The Art in Public Places (AIPP) program announces upcoming public art projects based on an annual number of the City’s eligible Capital Improvement Projects (CIP). The AIPP program receives 2% of the funding from those eligible CIP projects to use for obtaining unique artwork. AIPP averages 8 to 10 new projects every year - in parks, public buildings, walkways, and more!
Learn more about the AIPP Process:
- Project Development Process
The AIPP process can be divided into three phases: selection, design and fabrication/installation. Learn more about the Project Development Process.
- Artist Selection
For each AIPP project, a Jury of visual art professionals is established for the purpose of making an artist/artwork selection recommendation. The Jury is comprised of 3-5 jurors, depending upon the size and complexity of the individual project.
No individual may serve more than once in any two-year period, in an attempt to bring diversity to the selection process and to more precisely match the expertise of the jury members to each project.

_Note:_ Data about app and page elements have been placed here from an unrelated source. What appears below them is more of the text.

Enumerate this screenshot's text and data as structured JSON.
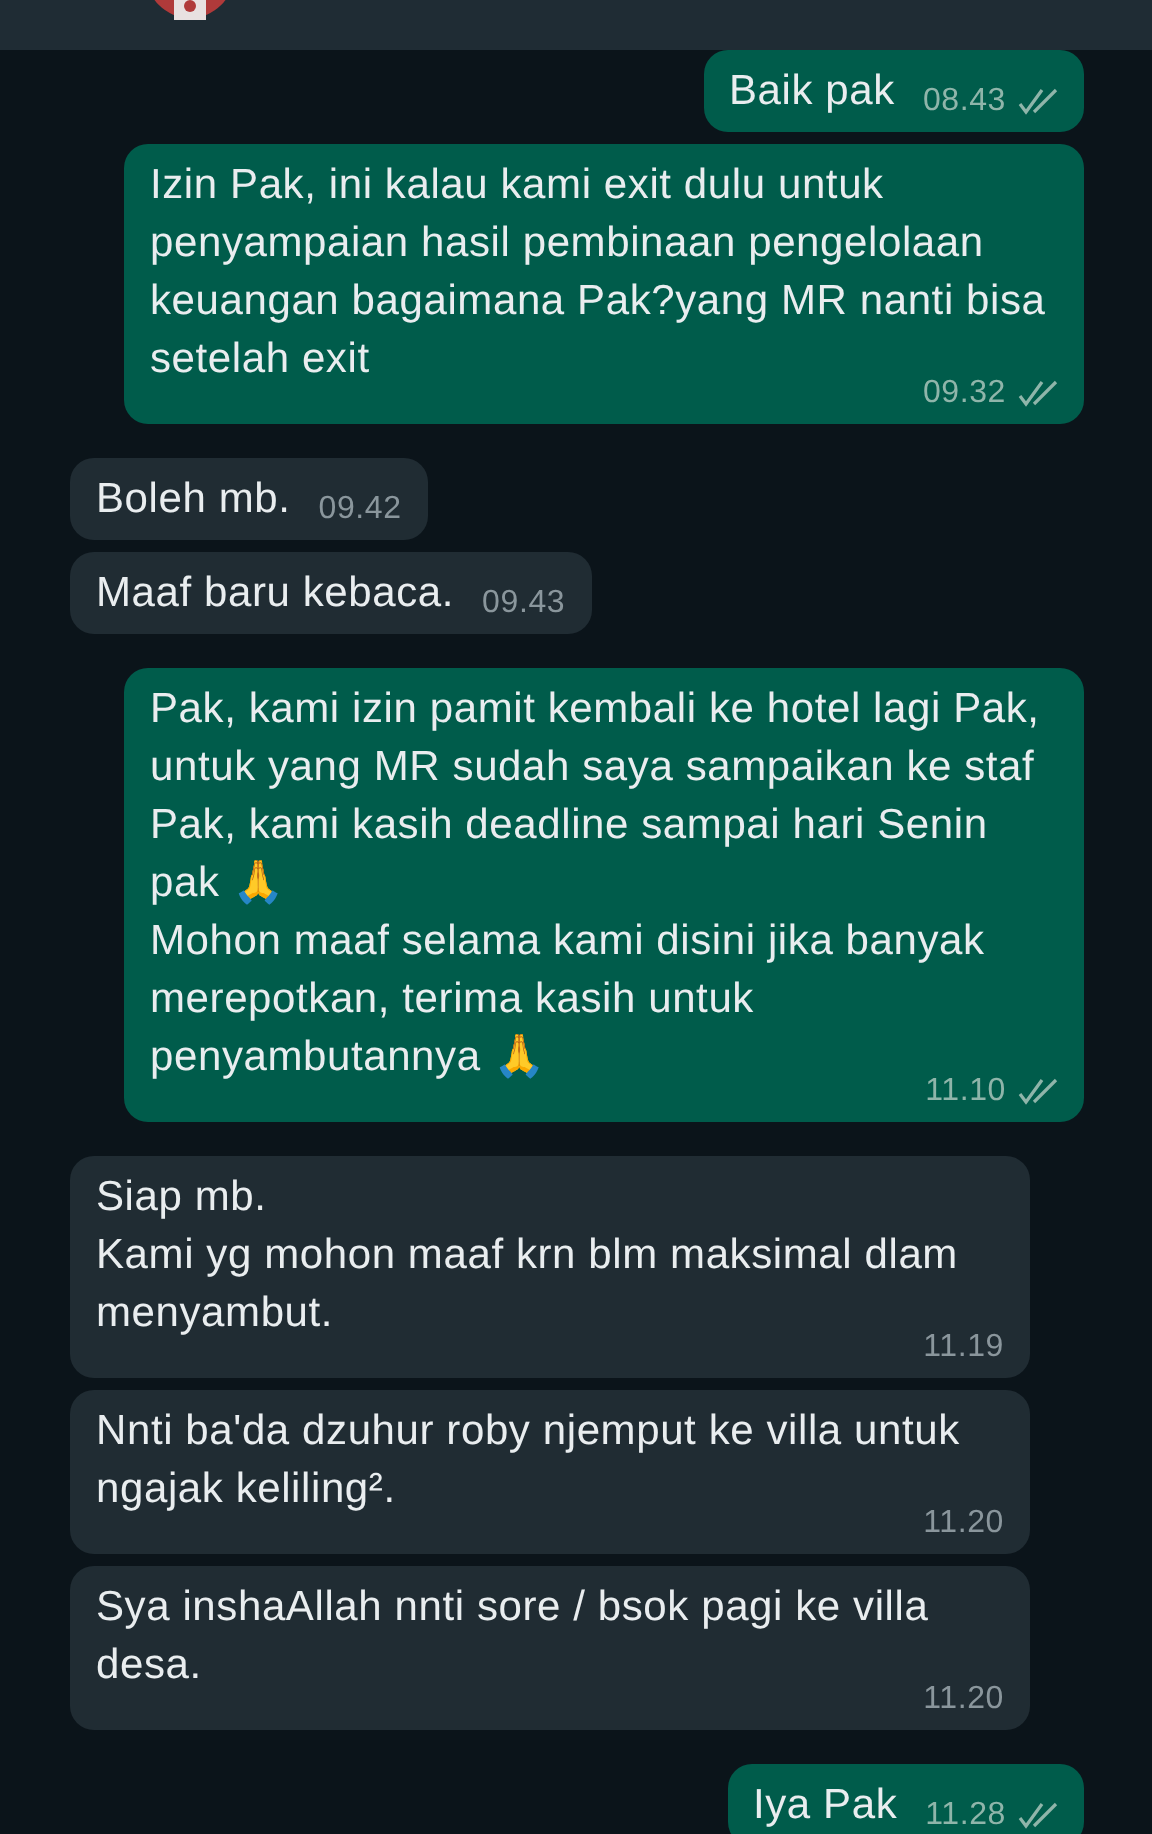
{
  "messages": [
    {
      "kind": "outgoing",
      "text": "Baik pak",
      "time": "08.43",
      "read": false
    },
    {
      "kind": "outgoing",
      "text": "Izin Pak, ini kalau kami exit dulu untuk penyampaian hasil pembinaan pengelolaan keuangan bagaimana Pak?yang MR nanti bisa setelah exit",
      "time": "09.32",
      "read": false
    },
    {
      "kind": "incoming",
      "text": "Boleh mb.",
      "time": "09.42"
    },
    {
      "kind": "incoming",
      "text": "Maaf baru kebaca.",
      "time": "09.43"
    },
    {
      "kind": "outgoing",
      "text": "Pak, kami izin pamit kembali ke hotel lagi Pak, untuk yang MR sudah saya sampaikan ke staf Pak, kami kasih deadline sampai hari Senin pak 🙏\nMohon maaf selama kami disini jika banyak merepotkan, terima kasih untuk penyambutannya 🙏",
      "time": "11.10",
      "read": false
    },
    {
      "kind": "incoming",
      "text": "Siap mb.\nKami yg mohon maaf krn blm maksimal dlam menyambut.",
      "time": "11.19"
    },
    {
      "kind": "incoming",
      "text": "Nnti ba'da dzuhur roby njemput ke villa untuk ngajak keliling².",
      "time": "11.20"
    },
    {
      "kind": "incoming",
      "text": "Sya inshaAllah nnti sore / bsok pagi ke villa desa.",
      "time": "11.20"
    },
    {
      "kind": "outgoing",
      "text": "Iya Pak",
      "time": "11.28",
      "read": false
    }
  ]
}
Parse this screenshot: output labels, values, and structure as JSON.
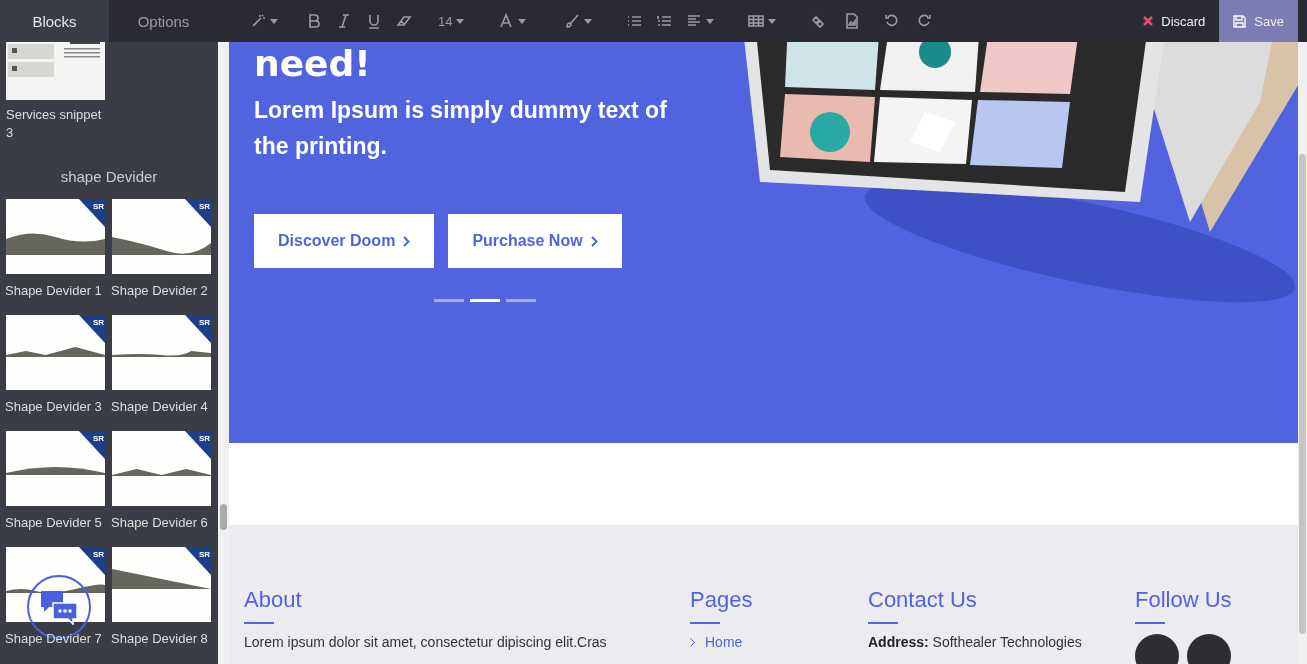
{
  "editor_tabs": [
    {
      "label": "Blocks",
      "selected": true
    },
    {
      "label": "Options",
      "selected": false
    }
  ],
  "toolbar": {
    "font_size": "14"
  },
  "actions": [
    {
      "label": "Discard",
      "kind": "discard"
    },
    {
      "label": "Save",
      "kind": "save"
    }
  ],
  "sidebar": {
    "snippets": [
      {
        "label": "Services snippet 3"
      }
    ],
    "section_title": "shape Devider",
    "dividers": [
      {
        "label": "Shape Devider 1",
        "badge": "SR"
      },
      {
        "label": "Shape Devider 2",
        "badge": "SR"
      },
      {
        "label": "Shape Devider 3",
        "badge": "SR"
      },
      {
        "label": "Shape Devider 4",
        "badge": "SR"
      },
      {
        "label": "Shape Devider 5",
        "badge": "SR"
      },
      {
        "label": "Shape Devider 6",
        "badge": "SR"
      },
      {
        "label": "Shape Devider 7",
        "badge": "SR"
      },
      {
        "label": "Shape Devider 8",
        "badge": "SR"
      }
    ]
  },
  "hero": {
    "heading": "need!",
    "subtitle": "Lorem Ipsum is simply dummy text of the printing.",
    "buttons": [
      "Discover Doom",
      "Purchase Now"
    ],
    "slides": [
      {
        "selected": false
      },
      {
        "selected": true
      },
      {
        "selected": false
      }
    ]
  },
  "footer": {
    "columns": [
      {
        "kind": "text",
        "heading": "About",
        "text": "Lorem ipsum dolor sit amet, consectetur dipiscing elit.Cras"
      },
      {
        "kind": "links",
        "heading": "Pages",
        "links": [
          "Home"
        ]
      },
      {
        "kind": "text",
        "heading": "Contact Us",
        "text": "**Address:** Softhealer Technologies"
      },
      {
        "kind": "social",
        "heading": "Follow Us",
        "icons": [
          {
            "kind": "circle"
          },
          {
            "kind": "circle"
          }
        ]
      }
    ]
  }
}
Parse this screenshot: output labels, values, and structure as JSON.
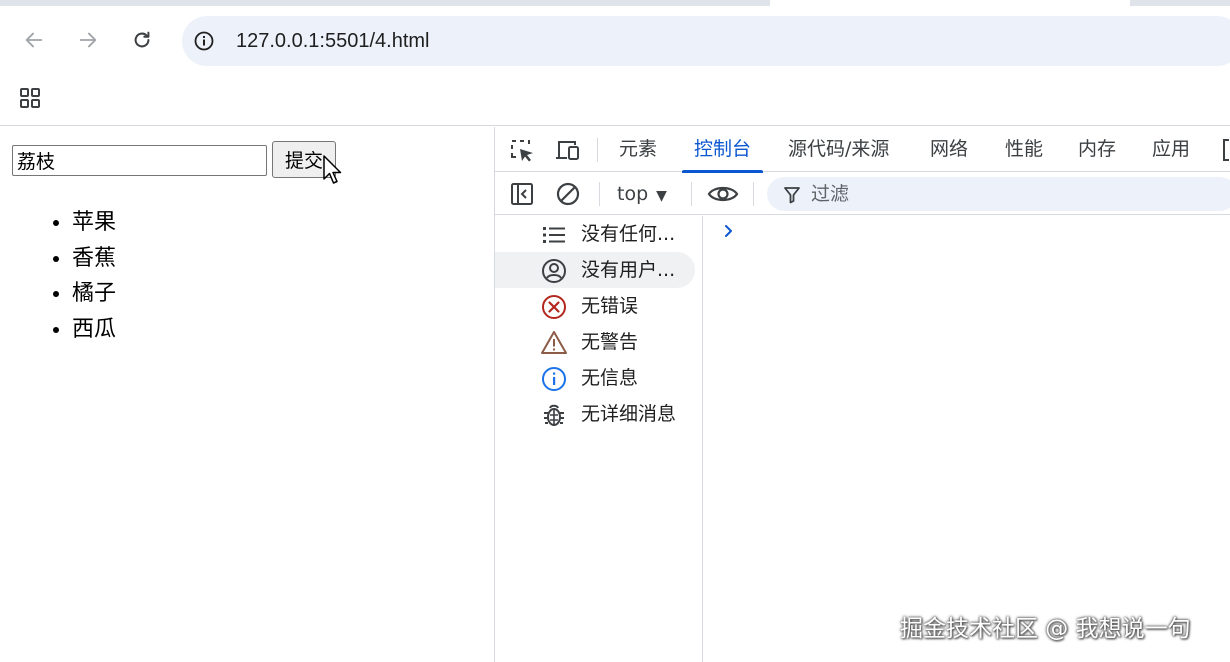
{
  "browser": {
    "url": "127.0.0.1:5501/4.html"
  },
  "page": {
    "input_value": "荔枝",
    "submit_label": "提交",
    "list_items": [
      "苹果",
      "香蕉",
      "橘子",
      "西瓜"
    ]
  },
  "devtools": {
    "tabs": [
      {
        "label": "元素"
      },
      {
        "label": "控制台"
      },
      {
        "label": "源代码/来源"
      },
      {
        "label": "网络"
      },
      {
        "label": "性能"
      },
      {
        "label": "内存"
      },
      {
        "label": "应用"
      }
    ],
    "active_tab": "控制台",
    "context": "top",
    "filter_placeholder": "过滤",
    "sidebar": [
      {
        "label": "没有任何...",
        "icon": "list-icon"
      },
      {
        "label": "没有用户...",
        "icon": "user-icon"
      },
      {
        "label": "无错误",
        "icon": "error-icon"
      },
      {
        "label": "无警告",
        "icon": "warning-icon"
      },
      {
        "label": "无信息",
        "icon": "info-icon"
      },
      {
        "label": "无详细消息",
        "icon": "bug-icon"
      }
    ]
  },
  "colors": {
    "accent": "#0b57d0",
    "error": "#b3261e",
    "warning": "#8c5c48",
    "info": "#1a73e8"
  },
  "watermark": "掘金技术社区 @ 我想说一句"
}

Jurors are asked to consider the Criteria for Selection of Artists and/or Artwork Projects before serving on a Selection Panel.
Check out a few recent AIPP projects:
Blackbird, Republic Square Park
Blackbird, a hand-carved sculpture by local artist Holly Kincannon and Kincannon Studios, LLC, is a contemporary blend of pop and traditional art. Located on the North side of Republic Square Park, with central placement near two existing Cypress Trees, the sculpture is an abstract realization of Austin grackles, as well as the whisper of music. The dark color and flamboyant details of the work draw inspiration from pottery and folk art of Oaxaca, Mexico.
Blackbird is hand-carved from five 10,000 lb. blocks of Texas Cordova Cream Limestone with a cast bronze tail insert. It will be finished with a Mineral Life Silicate Paint, waterglass coating and lacquer, and buffed to lustre. Surrounding the sculpture will be a bed of custom-mixed decomposed black granite and Core-Glow Glass Chips. Describing the work, Kincannon Studios remarks, "Inspired by the black pottery of Mexico, Blackbird exists to bring good cheer, and urges the unrepresented, the broken-winged or darkened spirit to take heart." Stay tuned for additional details on this project.
The intent for the TEMPO temporary public art program is to promote tourism, cultivate curiosity, spark imagination, engage the community in a meaningful dialogue about public art, foster work by local artists and cultivate exploration of the City of Austin. Learn more about TEMPO.
- Austin Bergstrom International Airport
- Seaholm District
The Art in Public Places Program has commissioned artworks in and near the Central Library and Seaholm EcoDistrict. Learn more about the Seaholm District.